Will a State Shutdown Close Minnesota State Parks for 4th of July?
Now that the pandemic is waning and things are starting to open up again in Minnesota, could a looming state government shutdown close things down, just in time for the 4th of July?
Most parts of our lives here in Minnesota are FINALLY starting to reopen again after our 15-month battle with the pandemic. But a new wrinkle is threatening to close some state facilities (like rest areas, and state parks and recreation areas) across the Land of 10,000 Lakes, just in time for our summer vacations this year.
So what is it THIS time that could derail your summer plans? It's a state government shutdown-- and it could be coming our way starting on July 1st. What's the deal with that?!? Well, it's all because the Minnesota state legislature didn't pass a budget during their 2021 session, which adjourned back in May.
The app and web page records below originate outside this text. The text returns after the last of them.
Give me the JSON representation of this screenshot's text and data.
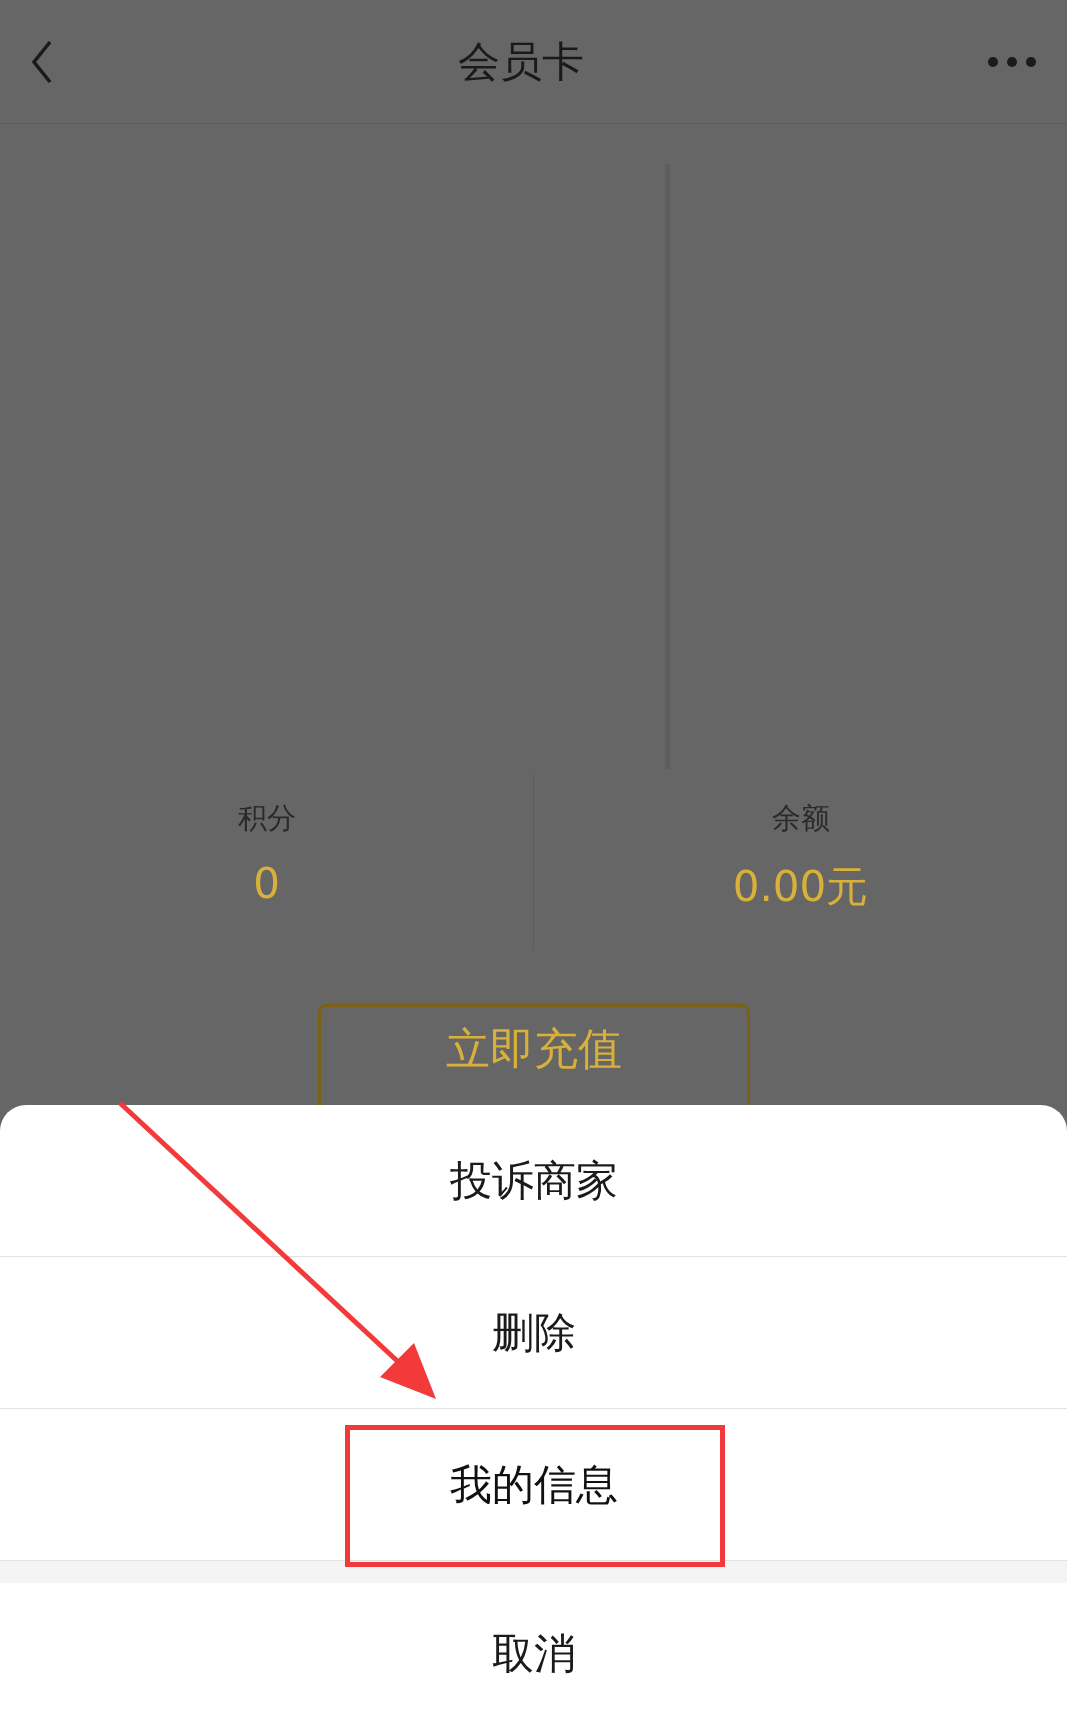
{
  "nav": {
    "title": "会员卡"
  },
  "stats": [
    {
      "label": "积分",
      "value": "0"
    },
    {
      "label": "余额",
      "value": "0.00元"
    }
  ],
  "recharge_button": {
    "label": "立即充值"
  },
  "action_sheet": {
    "items": [
      {
        "label": "投诉商家",
        "highlighted": false
      },
      {
        "label": "删除",
        "highlighted": false
      },
      {
        "label": "我的信息",
        "highlighted": true
      }
    ],
    "cancel": "取消"
  }
}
According to this MPR story, a state government shutdown could indeed happen this year. And, in fact, the state has already sent notice of a possible shutdown to the 38,000 workers who are employed by the state of Minnesota.
While another shutdown IS a possibility, at this point, those notices are only a formality, because the state is required to notify employees of a possible shutdown 30 days in advance. And seeing as the Minnesota constitution requires that a budget be signed by June 30th, those notices went out earlier this week.
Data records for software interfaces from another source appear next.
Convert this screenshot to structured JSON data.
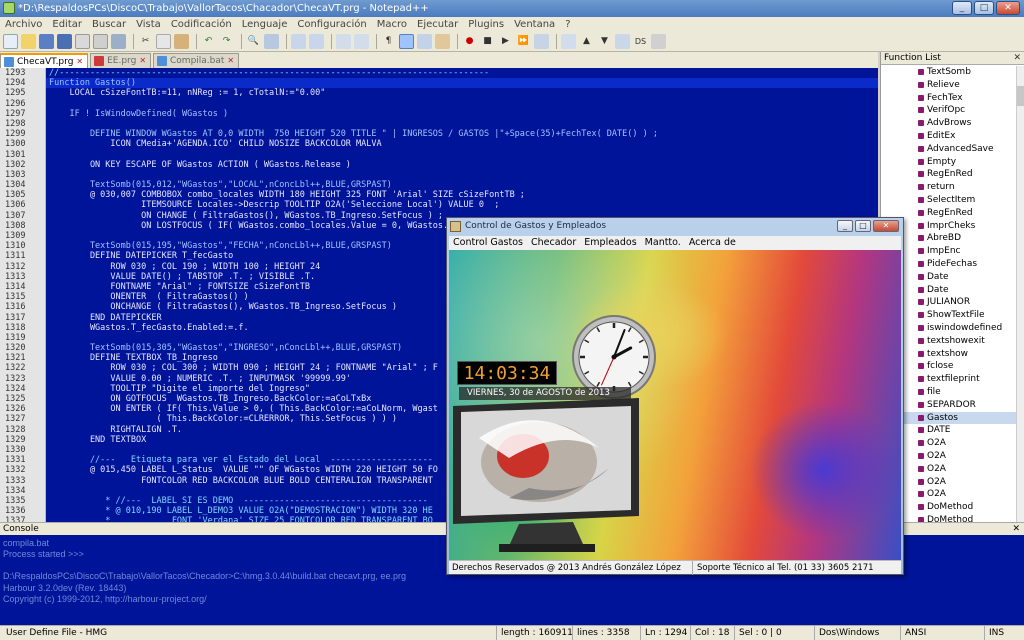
{
  "window": {
    "title": "*D:\\RespaldosPCs\\DiscoC\\Trabajo\\VallorTacos\\Chacador\\ChecaVT.prg - Notepad++",
    "controls": [
      "_",
      "□",
      "✕"
    ]
  },
  "menu": [
    "Archivo",
    "Editar",
    "Buscar",
    "Vista",
    "Codificación",
    "Lenguaje",
    "Configuración",
    "Macro",
    "Ejecutar",
    "Plugins",
    "Ventana",
    "?"
  ],
  "tabs": [
    {
      "label": "ChecaVT.prg",
      "active": true
    },
    {
      "label": "EE.prg",
      "active": false
    },
    {
      "label": "Compila.bat",
      "active": false
    }
  ],
  "editor": {
    "lines": [
      {
        "n": "1293",
        "t": "//------------------------------------------------------------------------------------",
        "c": "cm"
      },
      {
        "n": "1294",
        "t": "Function Gastos()",
        "c": "kw"
      },
      {
        "n": "1295",
        "t": "    LOCAL cSizeFontTB:=11, nNReg := 1, cTotalN:=\"0.00\"",
        "c": ""
      },
      {
        "n": "1296",
        "t": "",
        "c": ""
      },
      {
        "n": "1297",
        "t": "    IF ! IsWindowDefined( WGastos )",
        "c": "kw"
      },
      {
        "n": "1298",
        "t": "",
        "c": ""
      },
      {
        "n": "1299",
        "t": "        DEFINE WINDOW WGastos AT 0,0 WIDTH  750 HEIGHT 520 TITLE \" | INGRESOS / GASTOS |\"+Space(35)+FechTex( DATE() ) ;",
        "c": "kw"
      },
      {
        "n": "1300",
        "t": "            ICON CMedia+'AGENDA.ICO' CHILD NOSIZE BACKCOLOR MALVA",
        "c": ""
      },
      {
        "n": "1301",
        "t": "",
        "c": ""
      },
      {
        "n": "1302",
        "t": "        ON KEY ESCAPE OF WGastos ACTION ( WGastos.Release )",
        "c": ""
      },
      {
        "n": "1303",
        "t": "",
        "c": ""
      },
      {
        "n": "1304",
        "t": "        TextSomb(015,012,\"WGastos\",\"LOCAL\",nConcLbl++,BLUE,GRSPAST)",
        "c": "kw"
      },
      {
        "n": "1305",
        "t": "        @ 030,007 COMBOBOX combo_locales WIDTH 180 HEIGHT 325 FONT 'Arial' SIZE cSizeFontTB ;",
        "c": ""
      },
      {
        "n": "1306",
        "t": "                  ITEMSOURCE Locales->Descrip TOOLTIP O2A('Seleccione Local') VALUE 0  ;",
        "c": ""
      },
      {
        "n": "1307",
        "t": "                  ON CHANGE ( FiltraGastos(), WGastos.TB_Ingreso.SetFocus ) ;",
        "c": ""
      },
      {
        "n": "1308",
        "t": "                  ON LOSTFOCUS ( IF( WGastos.combo_locales.Value = 0, WGastos.",
        "c": ""
      },
      {
        "n": "1309",
        "t": "",
        "c": ""
      },
      {
        "n": "1310",
        "t": "        TextSomb(015,195,\"WGastos\",\"FECHA\",nConcLbl++,BLUE,GRSPAST)",
        "c": "kw"
      },
      {
        "n": "1311",
        "t": "        DEFINE DATEPICKER T_fecGasto",
        "c": ""
      },
      {
        "n": "1312",
        "t": "            ROW 030 ; COL 190 ; WIDTH 100 ; HEIGHT 24",
        "c": ""
      },
      {
        "n": "1313",
        "t": "            VALUE DATE() ; TABSTOP .T. ; VISIBLE .T.",
        "c": ""
      },
      {
        "n": "1314",
        "t": "            FONTNAME \"Arial\" ; FONTSIZE cSizeFontTB",
        "c": ""
      },
      {
        "n": "1315",
        "t": "            ONENTER  ( FiltraGastos() )",
        "c": ""
      },
      {
        "n": "1316",
        "t": "            ONCHANGE ( FiltraGastos(), WGastos.TB_Ingreso.SetFocus )",
        "c": ""
      },
      {
        "n": "1317",
        "t": "        END DATEPICKER",
        "c": ""
      },
      {
        "n": "1318",
        "t": "        WGastos.T_fecGasto.Enabled:=.f.",
        "c": ""
      },
      {
        "n": "1319",
        "t": "",
        "c": ""
      },
      {
        "n": "1320",
        "t": "        TextSomb(015,305,\"WGastos\",\"INGRESO\",nConcLbl++,BLUE,GRSPAST)",
        "c": "kw"
      },
      {
        "n": "1321",
        "t": "        DEFINE TEXTBOX TB_Ingreso",
        "c": ""
      },
      {
        "n": "1322",
        "t": "            ROW 030 ; COL 300 ; WIDTH 090 ; HEIGHT 24 ; FONTNAME \"Arial\" ; F",
        "c": ""
      },
      {
        "n": "1323",
        "t": "            VALUE 0.00 ; NUMERIC .T. ; INPUTMASK '99999.99'",
        "c": ""
      },
      {
        "n": "1324",
        "t": "            TOOLTIP \"Digite el importe del Ingreso\"",
        "c": ""
      },
      {
        "n": "1325",
        "t": "            ON GOTFOCUS  WGastos.TB_Ingreso.BackColor:=aCoLTxBx",
        "c": ""
      },
      {
        "n": "1326",
        "t": "            ON ENTER ( IF( This.Value > 0, ( This.BackColor:=aCoLNorm, Wgast",
        "c": ""
      },
      {
        "n": "1327",
        "t": "                     ( This.BackColor:=CLRERROR, This.SetFocus ) ) )",
        "c": ""
      },
      {
        "n": "1328",
        "t": "            RIGHTALIGN .T.",
        "c": ""
      },
      {
        "n": "1329",
        "t": "        END TEXTBOX",
        "c": ""
      },
      {
        "n": "1330",
        "t": "",
        "c": ""
      },
      {
        "n": "1331",
        "t": "        //---   Etiqueta para ver el Estado del Local  --------------------",
        "c": "cm"
      },
      {
        "n": "1332",
        "t": "        @ 015,450 LABEL L_Status  VALUE \"\" OF WGastos WIDTH 220 HEIGHT 50 FO",
        "c": ""
      },
      {
        "n": "1333",
        "t": "                  FONTCOLOR RED BACKCOLOR BLUE BOLD CENTERALIGN TRANSPARENT",
        "c": ""
      },
      {
        "n": "1334",
        "t": "",
        "c": ""
      },
      {
        "n": "1335",
        "t": "           * //---  LABEL SI ES DEMO  ------------------------------------",
        "c": "cm"
      },
      {
        "n": "1336",
        "t": "           * @ 010,190 LABEL L_DEMO3 VALUE O2A(\"DEMOSTRACION\") WIDTH 320 HE",
        "c": "cm"
      },
      {
        "n": "1337",
        "t": "           *            FONT 'Verdana' SIZE 25 FONTCOLOR RED TRANSPARENT BO",
        "c": "cm"
      },
      {
        "n": "1338",
        "t": "",
        "c": ""
      }
    ]
  },
  "function_list": {
    "title": "Function List",
    "items": [
      "TextSomb",
      "Relieve",
      "FechTex",
      "VerifOpc",
      "AdvBrows",
      "EditEx",
      "AdvancedSave",
      "Empty",
      "RegEnRed",
      "return",
      "SelectItem",
      "RegEnRed",
      "ImprCheks",
      "AbreBD",
      "ImpEnc",
      "PideFechas",
      "Date",
      "Date",
      "JULIANOR",
      "ShowTextFile",
      "iswindowdefined",
      "textshowexit",
      "textshow",
      "fclose",
      "textfileprint",
      "file",
      "SEPARDOR",
      "Gastos",
      "DATE",
      "O2A",
      "O2A",
      "O2A",
      "O2A",
      "O2A",
      "DoMethod",
      "DoMethod"
    ]
  },
  "console": {
    "title": "Console",
    "lines": [
      "compila.bat",
      "Process started >>>",
      "",
      "D:\\RespaldosPCs\\DiscoC\\Trabajo\\VallorTacos\\Checador>C:\\hmg.3.0.44\\build.bat checavt.prg, ee.prg",
      "Harbour 3.2.0dev (Rev. 18443)",
      "Copyright (c) 1999-2012, http://harbour-project.org/"
    ]
  },
  "statusbar": {
    "filetype": "User Define File - HMG",
    "length": "length : 160911",
    "lines": "lines : 3358",
    "ln": "Ln : 1294",
    "col": "Col : 18",
    "sel": "Sel : 0 | 0",
    "eol": "Dos\\Windows",
    "encoding": "ANSI",
    "mode": "INS"
  },
  "app_window": {
    "title": "Control de Gastos y Empleados",
    "menu": [
      "Control Gastos",
      "Checador",
      "Empleados",
      "Mantto.",
      "Acerca de"
    ],
    "time": "14:03:34",
    "date": "VIERNES, 30 de AGOSTO de 2013",
    "status_left": "Derechos Reservados @ 2013 Andrés González López",
    "status_right": "Soporte Técnico al Tel. (01 33) 3605 2171",
    "clock": {
      "hour": 2,
      "minute": 3,
      "second": 34
    }
  }
}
The last time Minnesota experienced a state government shutdown was 10 years ago, during Governor Mark Dayton's first term when he and Republicans in the state senate failed to agree on a budget. That shutdown started July 1st and ran through July 20th, when they finally approved a budget compromise. But it DID shut down rest areas, state parks and rec areas over the 4th of July that year.
And it COULD happen this year too, if lawmakers don't approve a budget before the end of the month. But it's not as likely this year, seeing as Governor Walz and Republican state lawmakers say they have already agreed to a new two-year budget, and are expected to pass it during a special session that will likely be called in mid-June. But, stranger things have happened, right?
Assuming state leaders DO pass a budget, did you know there are several state parks in our neck of the woods where the bugs aren't as bad as other parts of the state? It's true! Keeps scrolling to see where they are-- and why the bugs aren't as bad!